The Death Ray
by Daniel Clowes
The Clowes titles are coming thick and fast from Jonathan Cape recently. After the mental brilliance of Wilson I was satisfied if not blown away by Mister Wonderful. The latter's letter-box format perfectly suited its strip-form genesis but this latest publication (originally published in Clowes' Eightball comic book series - #23) is a gigantic, souped-up hardcover. Does this, and the striking cover, mean that Clowes has written some kind of super-hero comic? Don't you believe it. It may well be some kind of super-hero story but it's a very Clowesian one and anyone who's read any of his work will have an inkling of what that means.
We first meet Andy in 2004 and in the opening two pages he seems like another anti-hero to add to Clowes' stock.
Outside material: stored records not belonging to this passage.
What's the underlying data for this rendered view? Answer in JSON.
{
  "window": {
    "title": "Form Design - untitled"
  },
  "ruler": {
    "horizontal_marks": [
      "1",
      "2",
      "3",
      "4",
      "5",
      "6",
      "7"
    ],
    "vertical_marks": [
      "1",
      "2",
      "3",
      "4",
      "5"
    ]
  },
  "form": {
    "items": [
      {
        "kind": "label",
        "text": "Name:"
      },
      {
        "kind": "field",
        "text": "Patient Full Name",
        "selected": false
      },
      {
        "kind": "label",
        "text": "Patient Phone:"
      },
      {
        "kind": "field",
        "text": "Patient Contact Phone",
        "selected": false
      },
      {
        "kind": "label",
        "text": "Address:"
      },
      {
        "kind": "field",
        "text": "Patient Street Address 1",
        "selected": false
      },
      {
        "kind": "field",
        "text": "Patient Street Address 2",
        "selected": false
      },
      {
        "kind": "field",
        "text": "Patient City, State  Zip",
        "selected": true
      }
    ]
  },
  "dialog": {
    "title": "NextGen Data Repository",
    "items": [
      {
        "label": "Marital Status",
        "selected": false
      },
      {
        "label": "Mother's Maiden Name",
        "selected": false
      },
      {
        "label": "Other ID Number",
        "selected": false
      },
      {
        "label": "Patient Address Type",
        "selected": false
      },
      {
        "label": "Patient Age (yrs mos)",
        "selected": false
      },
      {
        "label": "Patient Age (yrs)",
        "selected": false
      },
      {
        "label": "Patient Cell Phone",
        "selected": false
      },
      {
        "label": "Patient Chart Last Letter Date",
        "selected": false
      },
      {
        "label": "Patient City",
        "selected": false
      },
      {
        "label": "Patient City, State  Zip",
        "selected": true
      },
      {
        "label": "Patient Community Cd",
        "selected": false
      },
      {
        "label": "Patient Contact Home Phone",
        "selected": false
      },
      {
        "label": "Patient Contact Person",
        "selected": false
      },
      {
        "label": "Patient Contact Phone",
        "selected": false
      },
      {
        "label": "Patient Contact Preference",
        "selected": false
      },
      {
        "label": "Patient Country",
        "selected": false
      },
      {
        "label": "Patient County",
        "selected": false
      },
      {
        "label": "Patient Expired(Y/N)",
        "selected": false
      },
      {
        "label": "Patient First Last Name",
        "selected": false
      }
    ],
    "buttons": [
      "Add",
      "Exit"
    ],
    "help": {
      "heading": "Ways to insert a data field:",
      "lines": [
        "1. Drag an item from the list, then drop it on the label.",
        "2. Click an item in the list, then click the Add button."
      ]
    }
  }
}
Married twice, divorced twice, devoted friend to an eighteen year-old dog called Dianne, Andy's altercation with a litter-dropping pedestrian is much like the first panels of Wilson; personal responsibility is raised immediately as a theme and Andy admits that his attempts to do what's right have become harder than ever of late - 'How the hell does one man stand a chance against four billion assholes?'
We then zoom back to Andy's adolescence in the 1970's for what all super-hero stories require in a spread entitled 'The Origin Of Andy.' Both parents having died he now lives with his 'Pappy' and apart from best-friend Louie is a bit of a nobody in most people's eyes, getting most attention from school bully Stoob. His girlfriend is miles away, he fantasises about his grandfather's carer, Dinah and at 17 he's yet to even sample his first cigarette. And that proves to be the catalyst to his transformation. There are plenty of people who've thrown up after their first cigarette but I'm sure none went on to develop super strength. Pappy hands over a package from his father (a famous scientist) that explains about the experimental growth hormone that he was injected with, activated by nicotine, and also mentions the existence of the death ray.
Together Andy and Louie struggle to work out what to do with this new found power, activated whenever Andy smokes, but their concerns remain pretty small. Saving the world is further down the list than revenge on bullies and getting a girl but through their various bungled attempts we begin to see Andy wrestling with the responsibility that comes with holding the death ray, a gun that only Andy can operate that makes its target disappear in an instant. Louie is a kind of side-kick, there to keep him 'honest' but when only one of a duo has any powers there is bound to be conflict somewhere down the line.
Reading this review you may already have found yourself thinking about some of the classic comics of the past with their orphaned heroes, raised by elderly parents or relatives and even more so of the alternative vision of vigilanteism in Kick-Ass. Does this book aim to pay homage or mock, subvert or simply hijack the super-hero mythology in order to combine it with Clowes recurring themes of inadequacy, bitterness and failure in the face of stupid and cruel world? Whatever the answer to that question I'm afraid there is something deflating about it as a read, particularly when held up against the biting humour of Wilson. It's been diminishing returns with these releases I'm afraid so I can only hope that Clowes' next piece of new material is a return to form. The franchise could do with a re-boot.